Lindeblad, Stephan LU
supervisor
organization
course
STVK02 20142
year
type
M2 - Bachelor Degree
subject
keywords
Folkrätt, jus ad bellum, jus in ballo, drönare, UAV, al-Qaida
language
Swedish
id
4914035
date added to LUP
2015-02-28 17:07:35
date last changed
2015-02-28 17:07:35
@misc{4914035,
  abstract     = {More than thirteen years have passed since the terrorist attacks of September 11th 2001, and only now it seems that the war that followed the attacks is approaching an end. Much has been written about the war on terrorism and, more recently, on the so-called Drone Wars. The Nobel Peace Prize-winner and the President of the United States, Barack Obama, has been criticised by many for the use of UAVs in attacks on individual members of the terrorist organisation al-Qaeda in countries such as Pakistan, Yemen and Somalia. The Drone Wars were for a long time denied by the American administration but was ultimately recognised, and the administration has since then in various ways attempted to legitimise the war. This thesis explores how the legitimisation of the Drone Wars relate to public international law. Which international legal concepts are used? Does the definition used differ from what is common practice in public international law?
The essay shows how the US administration legitimises perhaps the most contested part of their warfare by altering the international legal concepts and also inventing new ones.},

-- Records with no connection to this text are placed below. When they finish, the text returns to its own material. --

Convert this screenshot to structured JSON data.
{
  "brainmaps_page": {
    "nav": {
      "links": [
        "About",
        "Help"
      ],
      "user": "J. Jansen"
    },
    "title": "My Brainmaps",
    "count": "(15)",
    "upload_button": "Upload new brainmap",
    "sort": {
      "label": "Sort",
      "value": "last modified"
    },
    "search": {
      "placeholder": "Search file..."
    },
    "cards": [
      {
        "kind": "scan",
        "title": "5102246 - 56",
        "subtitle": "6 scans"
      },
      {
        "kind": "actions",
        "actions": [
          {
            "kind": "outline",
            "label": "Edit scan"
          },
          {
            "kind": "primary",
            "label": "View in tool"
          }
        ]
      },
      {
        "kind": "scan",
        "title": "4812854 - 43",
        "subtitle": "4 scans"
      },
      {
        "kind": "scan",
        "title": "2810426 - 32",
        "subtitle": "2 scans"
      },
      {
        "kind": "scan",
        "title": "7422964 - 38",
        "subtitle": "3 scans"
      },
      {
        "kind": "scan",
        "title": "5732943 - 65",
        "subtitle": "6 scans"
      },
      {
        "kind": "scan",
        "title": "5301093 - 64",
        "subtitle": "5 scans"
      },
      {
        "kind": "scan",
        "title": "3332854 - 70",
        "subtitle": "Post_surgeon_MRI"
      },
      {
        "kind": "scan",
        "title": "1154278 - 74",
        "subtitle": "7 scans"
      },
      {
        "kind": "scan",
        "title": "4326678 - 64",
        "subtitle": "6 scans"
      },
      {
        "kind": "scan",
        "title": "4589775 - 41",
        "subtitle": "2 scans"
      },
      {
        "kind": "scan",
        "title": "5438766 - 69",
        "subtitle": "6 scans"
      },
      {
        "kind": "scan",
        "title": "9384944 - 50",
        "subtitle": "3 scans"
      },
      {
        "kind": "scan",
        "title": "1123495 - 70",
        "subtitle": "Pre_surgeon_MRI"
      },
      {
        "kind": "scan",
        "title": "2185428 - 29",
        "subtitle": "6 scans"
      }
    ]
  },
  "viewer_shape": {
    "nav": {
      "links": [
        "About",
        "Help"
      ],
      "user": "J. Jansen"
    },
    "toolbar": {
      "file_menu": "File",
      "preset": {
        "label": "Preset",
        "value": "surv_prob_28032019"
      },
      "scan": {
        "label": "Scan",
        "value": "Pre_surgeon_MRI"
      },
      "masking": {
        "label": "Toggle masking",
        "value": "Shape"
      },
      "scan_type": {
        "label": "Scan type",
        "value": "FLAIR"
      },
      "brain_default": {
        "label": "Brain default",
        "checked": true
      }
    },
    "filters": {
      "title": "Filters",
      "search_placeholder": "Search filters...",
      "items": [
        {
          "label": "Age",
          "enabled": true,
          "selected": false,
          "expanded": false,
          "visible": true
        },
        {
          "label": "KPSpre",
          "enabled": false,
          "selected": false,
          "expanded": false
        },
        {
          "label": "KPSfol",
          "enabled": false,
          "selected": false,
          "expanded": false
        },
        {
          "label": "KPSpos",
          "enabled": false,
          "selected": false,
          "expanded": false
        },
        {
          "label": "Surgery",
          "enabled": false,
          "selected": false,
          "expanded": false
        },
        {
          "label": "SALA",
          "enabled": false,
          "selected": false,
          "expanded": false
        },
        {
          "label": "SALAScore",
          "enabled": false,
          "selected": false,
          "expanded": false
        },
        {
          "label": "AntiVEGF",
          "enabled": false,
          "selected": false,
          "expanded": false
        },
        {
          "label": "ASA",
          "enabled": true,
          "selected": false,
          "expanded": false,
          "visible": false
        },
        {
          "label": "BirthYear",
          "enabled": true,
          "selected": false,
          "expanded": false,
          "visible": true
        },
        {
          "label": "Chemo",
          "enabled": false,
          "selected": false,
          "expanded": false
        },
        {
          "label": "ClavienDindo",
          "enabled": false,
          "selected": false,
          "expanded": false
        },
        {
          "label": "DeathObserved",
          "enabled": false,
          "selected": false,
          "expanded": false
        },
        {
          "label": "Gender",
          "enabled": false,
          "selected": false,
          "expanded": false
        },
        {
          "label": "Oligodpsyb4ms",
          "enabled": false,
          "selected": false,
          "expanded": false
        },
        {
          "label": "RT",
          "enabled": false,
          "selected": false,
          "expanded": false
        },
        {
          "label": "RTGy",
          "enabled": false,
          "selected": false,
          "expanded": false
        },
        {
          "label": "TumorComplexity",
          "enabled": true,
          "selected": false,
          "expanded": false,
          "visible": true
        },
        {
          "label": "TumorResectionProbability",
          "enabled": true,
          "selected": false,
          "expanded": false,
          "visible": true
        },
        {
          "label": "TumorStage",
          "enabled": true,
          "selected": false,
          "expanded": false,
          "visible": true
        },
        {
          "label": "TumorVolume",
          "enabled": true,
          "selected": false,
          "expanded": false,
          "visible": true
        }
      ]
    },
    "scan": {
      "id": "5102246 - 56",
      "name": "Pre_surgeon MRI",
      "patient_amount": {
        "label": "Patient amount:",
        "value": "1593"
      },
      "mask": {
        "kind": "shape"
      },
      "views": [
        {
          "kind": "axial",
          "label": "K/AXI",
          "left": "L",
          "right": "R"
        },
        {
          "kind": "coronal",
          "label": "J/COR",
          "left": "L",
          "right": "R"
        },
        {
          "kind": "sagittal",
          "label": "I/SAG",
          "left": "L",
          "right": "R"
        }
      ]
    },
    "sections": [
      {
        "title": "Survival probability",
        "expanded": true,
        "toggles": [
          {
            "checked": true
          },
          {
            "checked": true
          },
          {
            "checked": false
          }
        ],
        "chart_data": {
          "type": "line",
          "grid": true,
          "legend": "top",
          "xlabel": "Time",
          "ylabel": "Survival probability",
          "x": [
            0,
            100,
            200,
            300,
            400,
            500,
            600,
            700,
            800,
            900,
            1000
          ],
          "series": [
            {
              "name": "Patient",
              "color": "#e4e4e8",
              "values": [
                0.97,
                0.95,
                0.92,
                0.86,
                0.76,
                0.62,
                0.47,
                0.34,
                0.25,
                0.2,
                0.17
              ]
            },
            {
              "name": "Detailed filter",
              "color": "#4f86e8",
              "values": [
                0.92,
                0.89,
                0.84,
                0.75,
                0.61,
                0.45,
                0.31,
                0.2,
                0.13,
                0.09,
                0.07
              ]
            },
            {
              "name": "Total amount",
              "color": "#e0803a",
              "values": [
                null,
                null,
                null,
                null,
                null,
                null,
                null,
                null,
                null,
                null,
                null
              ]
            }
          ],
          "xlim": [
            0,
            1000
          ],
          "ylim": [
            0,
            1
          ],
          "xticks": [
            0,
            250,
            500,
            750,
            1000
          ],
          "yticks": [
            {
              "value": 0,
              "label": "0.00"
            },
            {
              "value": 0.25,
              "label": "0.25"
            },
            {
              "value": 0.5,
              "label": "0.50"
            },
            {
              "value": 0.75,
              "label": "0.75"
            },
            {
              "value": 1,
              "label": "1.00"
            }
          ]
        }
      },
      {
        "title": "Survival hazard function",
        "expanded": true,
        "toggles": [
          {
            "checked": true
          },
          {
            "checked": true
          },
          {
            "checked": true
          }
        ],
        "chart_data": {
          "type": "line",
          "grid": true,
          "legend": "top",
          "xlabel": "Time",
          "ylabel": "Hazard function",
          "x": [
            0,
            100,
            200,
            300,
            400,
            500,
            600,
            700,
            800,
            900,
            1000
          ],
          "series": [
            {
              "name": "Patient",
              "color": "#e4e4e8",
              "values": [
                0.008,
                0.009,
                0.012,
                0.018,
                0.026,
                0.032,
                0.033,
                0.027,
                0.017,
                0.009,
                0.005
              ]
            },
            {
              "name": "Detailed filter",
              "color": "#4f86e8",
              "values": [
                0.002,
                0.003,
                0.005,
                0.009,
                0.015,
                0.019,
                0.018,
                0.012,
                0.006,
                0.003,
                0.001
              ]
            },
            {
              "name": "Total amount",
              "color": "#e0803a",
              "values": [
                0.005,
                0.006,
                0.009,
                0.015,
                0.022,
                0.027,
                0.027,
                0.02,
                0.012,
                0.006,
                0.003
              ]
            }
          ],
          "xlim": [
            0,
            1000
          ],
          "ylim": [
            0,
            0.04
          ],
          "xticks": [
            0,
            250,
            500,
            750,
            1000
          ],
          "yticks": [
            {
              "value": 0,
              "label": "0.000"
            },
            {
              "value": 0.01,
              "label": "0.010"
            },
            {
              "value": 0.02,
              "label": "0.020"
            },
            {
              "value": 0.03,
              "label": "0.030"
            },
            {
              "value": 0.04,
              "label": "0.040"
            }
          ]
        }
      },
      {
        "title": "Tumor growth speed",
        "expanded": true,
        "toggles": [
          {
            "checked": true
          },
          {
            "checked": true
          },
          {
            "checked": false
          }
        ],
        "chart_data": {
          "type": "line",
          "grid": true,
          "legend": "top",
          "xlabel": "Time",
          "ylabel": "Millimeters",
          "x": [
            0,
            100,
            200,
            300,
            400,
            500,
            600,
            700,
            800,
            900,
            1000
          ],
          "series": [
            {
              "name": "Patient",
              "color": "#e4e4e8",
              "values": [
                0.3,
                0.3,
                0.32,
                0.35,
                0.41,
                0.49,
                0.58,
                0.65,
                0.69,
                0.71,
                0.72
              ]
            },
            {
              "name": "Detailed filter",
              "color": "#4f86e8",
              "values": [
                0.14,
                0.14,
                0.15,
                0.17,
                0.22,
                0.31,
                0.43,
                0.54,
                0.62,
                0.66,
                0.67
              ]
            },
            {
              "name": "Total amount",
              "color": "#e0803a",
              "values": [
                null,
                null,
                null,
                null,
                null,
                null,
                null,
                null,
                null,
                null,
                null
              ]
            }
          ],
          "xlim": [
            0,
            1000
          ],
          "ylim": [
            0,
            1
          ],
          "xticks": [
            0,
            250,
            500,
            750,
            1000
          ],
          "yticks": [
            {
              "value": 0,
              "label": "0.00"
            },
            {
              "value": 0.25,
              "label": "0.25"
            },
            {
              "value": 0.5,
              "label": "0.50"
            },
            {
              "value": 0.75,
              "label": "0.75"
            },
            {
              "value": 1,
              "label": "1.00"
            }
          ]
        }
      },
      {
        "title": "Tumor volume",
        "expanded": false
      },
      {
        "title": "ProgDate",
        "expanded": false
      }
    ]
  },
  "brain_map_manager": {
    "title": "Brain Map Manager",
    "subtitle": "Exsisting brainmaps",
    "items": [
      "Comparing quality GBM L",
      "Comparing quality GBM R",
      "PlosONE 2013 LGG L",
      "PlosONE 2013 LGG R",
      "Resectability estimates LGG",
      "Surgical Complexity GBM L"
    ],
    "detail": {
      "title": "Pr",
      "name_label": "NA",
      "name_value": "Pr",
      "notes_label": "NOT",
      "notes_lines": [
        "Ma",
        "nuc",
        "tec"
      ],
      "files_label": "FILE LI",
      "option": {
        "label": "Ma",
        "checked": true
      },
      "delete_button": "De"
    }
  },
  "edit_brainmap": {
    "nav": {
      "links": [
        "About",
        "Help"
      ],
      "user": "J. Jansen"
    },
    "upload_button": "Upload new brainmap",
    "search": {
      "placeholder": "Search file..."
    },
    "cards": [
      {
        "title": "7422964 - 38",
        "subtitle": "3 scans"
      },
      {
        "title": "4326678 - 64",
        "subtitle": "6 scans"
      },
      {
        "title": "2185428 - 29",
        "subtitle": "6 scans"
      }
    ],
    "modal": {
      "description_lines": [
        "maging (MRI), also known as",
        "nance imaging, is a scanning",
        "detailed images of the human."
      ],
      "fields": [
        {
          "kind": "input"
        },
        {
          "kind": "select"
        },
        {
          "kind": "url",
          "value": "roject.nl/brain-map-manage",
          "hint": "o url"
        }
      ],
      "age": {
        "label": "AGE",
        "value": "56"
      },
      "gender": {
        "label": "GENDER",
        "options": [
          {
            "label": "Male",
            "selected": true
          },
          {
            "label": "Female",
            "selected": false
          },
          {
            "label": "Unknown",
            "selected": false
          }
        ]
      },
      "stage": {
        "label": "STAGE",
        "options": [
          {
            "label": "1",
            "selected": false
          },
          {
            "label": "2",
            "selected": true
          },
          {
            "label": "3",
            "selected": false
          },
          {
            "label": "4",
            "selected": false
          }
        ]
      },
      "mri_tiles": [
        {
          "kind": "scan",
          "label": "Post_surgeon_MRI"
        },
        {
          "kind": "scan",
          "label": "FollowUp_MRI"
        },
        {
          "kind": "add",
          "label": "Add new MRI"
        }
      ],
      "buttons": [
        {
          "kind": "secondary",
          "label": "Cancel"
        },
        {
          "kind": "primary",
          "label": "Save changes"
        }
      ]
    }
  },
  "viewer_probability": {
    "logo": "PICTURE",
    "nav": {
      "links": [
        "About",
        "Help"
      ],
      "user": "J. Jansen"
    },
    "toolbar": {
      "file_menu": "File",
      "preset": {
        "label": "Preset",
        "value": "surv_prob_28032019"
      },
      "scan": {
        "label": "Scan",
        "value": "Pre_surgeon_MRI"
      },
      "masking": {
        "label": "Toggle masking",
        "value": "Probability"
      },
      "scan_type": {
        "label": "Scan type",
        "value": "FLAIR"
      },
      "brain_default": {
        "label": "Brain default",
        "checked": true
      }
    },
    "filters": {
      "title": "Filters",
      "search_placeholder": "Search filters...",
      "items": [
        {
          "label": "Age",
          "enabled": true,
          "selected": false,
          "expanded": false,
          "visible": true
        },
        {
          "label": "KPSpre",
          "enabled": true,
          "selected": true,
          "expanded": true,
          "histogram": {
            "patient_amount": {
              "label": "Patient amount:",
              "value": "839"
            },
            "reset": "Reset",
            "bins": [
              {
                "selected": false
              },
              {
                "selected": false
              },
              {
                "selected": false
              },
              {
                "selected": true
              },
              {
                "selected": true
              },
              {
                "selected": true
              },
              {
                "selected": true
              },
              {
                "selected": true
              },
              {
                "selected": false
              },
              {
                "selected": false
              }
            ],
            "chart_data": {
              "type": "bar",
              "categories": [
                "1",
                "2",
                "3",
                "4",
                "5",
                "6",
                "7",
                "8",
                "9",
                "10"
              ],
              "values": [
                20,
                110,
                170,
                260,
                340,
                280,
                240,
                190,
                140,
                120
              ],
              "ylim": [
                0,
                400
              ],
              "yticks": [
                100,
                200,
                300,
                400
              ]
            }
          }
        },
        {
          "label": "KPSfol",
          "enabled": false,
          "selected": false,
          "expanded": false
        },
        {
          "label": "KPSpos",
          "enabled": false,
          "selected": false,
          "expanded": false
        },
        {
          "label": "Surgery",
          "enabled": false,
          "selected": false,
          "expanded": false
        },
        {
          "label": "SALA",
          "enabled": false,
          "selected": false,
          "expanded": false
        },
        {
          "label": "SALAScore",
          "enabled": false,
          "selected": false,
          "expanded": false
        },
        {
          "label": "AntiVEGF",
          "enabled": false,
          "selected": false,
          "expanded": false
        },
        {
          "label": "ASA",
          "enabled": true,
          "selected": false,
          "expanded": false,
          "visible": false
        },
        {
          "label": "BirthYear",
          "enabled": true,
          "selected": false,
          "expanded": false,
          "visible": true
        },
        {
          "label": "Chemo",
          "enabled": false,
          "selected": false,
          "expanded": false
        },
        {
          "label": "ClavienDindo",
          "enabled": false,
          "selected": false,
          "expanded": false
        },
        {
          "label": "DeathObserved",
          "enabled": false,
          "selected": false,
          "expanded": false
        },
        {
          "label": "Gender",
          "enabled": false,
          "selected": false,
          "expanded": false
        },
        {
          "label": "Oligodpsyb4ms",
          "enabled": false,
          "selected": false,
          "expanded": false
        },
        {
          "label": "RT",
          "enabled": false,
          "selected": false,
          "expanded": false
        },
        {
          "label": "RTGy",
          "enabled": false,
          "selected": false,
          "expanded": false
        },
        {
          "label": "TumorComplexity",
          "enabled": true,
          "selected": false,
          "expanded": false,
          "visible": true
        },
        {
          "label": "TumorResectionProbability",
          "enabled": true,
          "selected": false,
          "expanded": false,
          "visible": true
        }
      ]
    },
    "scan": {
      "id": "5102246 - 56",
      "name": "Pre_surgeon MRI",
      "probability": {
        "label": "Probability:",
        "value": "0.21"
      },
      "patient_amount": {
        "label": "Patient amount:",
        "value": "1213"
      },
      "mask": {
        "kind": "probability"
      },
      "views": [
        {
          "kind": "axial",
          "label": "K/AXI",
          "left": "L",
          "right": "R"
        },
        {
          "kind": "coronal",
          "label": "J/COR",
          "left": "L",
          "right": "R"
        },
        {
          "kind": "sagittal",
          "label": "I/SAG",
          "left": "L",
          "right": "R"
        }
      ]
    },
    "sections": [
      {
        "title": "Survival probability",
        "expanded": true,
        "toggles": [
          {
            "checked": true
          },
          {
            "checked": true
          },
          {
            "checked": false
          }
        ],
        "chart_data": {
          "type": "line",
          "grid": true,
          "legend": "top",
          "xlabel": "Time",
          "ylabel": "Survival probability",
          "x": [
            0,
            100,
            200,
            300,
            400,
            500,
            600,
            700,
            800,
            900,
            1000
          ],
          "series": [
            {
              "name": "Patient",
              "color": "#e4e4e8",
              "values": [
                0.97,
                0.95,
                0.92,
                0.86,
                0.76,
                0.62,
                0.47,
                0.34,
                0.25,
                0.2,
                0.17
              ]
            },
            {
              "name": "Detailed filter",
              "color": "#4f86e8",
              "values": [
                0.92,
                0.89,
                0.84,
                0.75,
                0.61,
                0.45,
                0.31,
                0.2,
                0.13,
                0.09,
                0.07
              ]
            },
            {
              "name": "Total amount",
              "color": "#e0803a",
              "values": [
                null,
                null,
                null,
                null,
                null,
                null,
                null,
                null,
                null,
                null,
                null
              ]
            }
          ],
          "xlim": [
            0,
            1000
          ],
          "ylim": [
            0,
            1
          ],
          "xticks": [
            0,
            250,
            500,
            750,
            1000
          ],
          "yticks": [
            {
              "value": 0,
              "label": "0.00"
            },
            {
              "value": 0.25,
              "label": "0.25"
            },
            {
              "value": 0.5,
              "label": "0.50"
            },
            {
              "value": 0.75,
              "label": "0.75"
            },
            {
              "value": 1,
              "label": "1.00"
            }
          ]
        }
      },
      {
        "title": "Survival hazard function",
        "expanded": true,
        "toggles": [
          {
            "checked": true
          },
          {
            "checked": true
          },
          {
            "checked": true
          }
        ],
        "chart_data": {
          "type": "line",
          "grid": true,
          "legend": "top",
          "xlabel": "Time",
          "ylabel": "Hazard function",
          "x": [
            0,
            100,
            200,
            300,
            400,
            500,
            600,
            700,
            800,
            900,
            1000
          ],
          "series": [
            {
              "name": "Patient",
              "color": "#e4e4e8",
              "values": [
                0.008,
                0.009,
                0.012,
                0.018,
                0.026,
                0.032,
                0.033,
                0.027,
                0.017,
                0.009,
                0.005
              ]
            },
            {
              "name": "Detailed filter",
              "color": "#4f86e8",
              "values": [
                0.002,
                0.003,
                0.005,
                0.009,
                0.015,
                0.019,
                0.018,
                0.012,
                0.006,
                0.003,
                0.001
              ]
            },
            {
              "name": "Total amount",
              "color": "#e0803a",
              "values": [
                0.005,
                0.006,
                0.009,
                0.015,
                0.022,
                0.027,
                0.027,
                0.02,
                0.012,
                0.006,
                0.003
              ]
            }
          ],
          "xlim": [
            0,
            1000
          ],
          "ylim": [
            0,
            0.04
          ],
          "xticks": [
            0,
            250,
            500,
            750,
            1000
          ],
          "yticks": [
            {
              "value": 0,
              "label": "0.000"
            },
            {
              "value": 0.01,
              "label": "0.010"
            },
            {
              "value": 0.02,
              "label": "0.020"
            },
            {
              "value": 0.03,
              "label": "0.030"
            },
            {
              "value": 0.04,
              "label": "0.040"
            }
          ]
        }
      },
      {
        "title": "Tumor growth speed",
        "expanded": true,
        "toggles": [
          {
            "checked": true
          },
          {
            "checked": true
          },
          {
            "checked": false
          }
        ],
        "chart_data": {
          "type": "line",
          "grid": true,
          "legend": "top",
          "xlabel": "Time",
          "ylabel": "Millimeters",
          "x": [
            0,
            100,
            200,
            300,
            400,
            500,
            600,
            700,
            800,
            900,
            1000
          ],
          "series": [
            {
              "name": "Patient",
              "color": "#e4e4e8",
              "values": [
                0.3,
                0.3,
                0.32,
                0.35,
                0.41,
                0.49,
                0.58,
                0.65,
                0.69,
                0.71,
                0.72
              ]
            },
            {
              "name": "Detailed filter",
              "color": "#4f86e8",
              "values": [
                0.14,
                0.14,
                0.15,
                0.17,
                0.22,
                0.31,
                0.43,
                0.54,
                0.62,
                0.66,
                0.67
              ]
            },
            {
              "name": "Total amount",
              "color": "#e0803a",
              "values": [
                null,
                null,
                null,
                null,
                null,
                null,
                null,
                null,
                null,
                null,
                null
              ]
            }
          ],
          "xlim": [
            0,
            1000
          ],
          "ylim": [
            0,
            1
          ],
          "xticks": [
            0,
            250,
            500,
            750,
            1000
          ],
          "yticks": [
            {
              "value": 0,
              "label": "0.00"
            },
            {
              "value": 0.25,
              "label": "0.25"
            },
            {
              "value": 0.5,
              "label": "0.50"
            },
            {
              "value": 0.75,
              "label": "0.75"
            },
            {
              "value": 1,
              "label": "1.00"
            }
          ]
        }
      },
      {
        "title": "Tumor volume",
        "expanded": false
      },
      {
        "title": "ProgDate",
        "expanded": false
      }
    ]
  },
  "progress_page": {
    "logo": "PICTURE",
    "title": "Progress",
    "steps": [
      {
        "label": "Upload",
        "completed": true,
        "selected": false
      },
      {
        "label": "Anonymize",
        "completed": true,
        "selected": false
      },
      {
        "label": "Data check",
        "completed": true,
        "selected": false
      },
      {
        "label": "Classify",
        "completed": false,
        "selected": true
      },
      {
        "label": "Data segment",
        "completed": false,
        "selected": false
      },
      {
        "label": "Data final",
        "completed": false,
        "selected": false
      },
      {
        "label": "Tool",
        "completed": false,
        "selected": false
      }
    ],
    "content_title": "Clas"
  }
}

  author       = {Lindeblad, Stephan},
  keyword      = {Folkrätt,jus ad bellum,jus in ballo,drönare,UAV,al-Qaida},
  language     = {swe},
  note         = {Student Paper},
  title        = {Drönarkriget och folkrätten - En begreppsanalys},
  year         = {2015},
}